# [Assignment]
Among the entries below, find the lines holding "true" and copy them.

BEGIN Source data

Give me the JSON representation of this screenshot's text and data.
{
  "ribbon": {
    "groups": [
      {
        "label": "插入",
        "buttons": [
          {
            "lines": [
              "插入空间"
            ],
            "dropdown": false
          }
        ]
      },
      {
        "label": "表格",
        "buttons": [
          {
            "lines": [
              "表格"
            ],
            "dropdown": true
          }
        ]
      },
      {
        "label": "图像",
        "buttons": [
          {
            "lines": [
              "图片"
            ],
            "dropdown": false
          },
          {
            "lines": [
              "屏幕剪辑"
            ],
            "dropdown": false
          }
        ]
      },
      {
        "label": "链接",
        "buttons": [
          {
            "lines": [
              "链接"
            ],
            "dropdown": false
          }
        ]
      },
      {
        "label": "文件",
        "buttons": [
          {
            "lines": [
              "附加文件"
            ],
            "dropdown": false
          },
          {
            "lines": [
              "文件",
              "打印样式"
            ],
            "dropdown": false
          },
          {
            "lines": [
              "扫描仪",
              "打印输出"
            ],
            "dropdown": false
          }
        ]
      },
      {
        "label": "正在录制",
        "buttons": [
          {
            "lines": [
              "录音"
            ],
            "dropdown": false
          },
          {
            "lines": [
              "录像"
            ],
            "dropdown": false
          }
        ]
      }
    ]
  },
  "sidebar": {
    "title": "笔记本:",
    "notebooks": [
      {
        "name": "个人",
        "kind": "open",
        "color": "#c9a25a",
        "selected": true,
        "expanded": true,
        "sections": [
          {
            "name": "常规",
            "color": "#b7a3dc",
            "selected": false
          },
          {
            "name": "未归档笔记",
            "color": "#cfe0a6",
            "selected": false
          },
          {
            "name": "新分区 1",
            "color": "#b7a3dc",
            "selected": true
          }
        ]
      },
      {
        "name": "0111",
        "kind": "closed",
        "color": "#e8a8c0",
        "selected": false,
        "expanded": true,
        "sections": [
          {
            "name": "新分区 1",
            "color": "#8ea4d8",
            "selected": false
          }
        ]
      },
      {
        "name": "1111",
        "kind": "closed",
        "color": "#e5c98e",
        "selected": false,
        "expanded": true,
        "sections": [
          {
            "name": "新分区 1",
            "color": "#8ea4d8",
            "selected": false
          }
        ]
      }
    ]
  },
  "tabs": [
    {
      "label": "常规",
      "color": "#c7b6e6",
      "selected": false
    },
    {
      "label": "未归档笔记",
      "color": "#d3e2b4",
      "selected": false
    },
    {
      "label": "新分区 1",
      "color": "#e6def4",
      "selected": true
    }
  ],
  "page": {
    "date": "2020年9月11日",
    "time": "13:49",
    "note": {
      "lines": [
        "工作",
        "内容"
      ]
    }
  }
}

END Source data

# [Response for this exercise]
            "dropdown": true
        "selected": true,
        "expanded": true,
            "selected": true
        "expanded": true,
        "expanded": true,
      "selected": true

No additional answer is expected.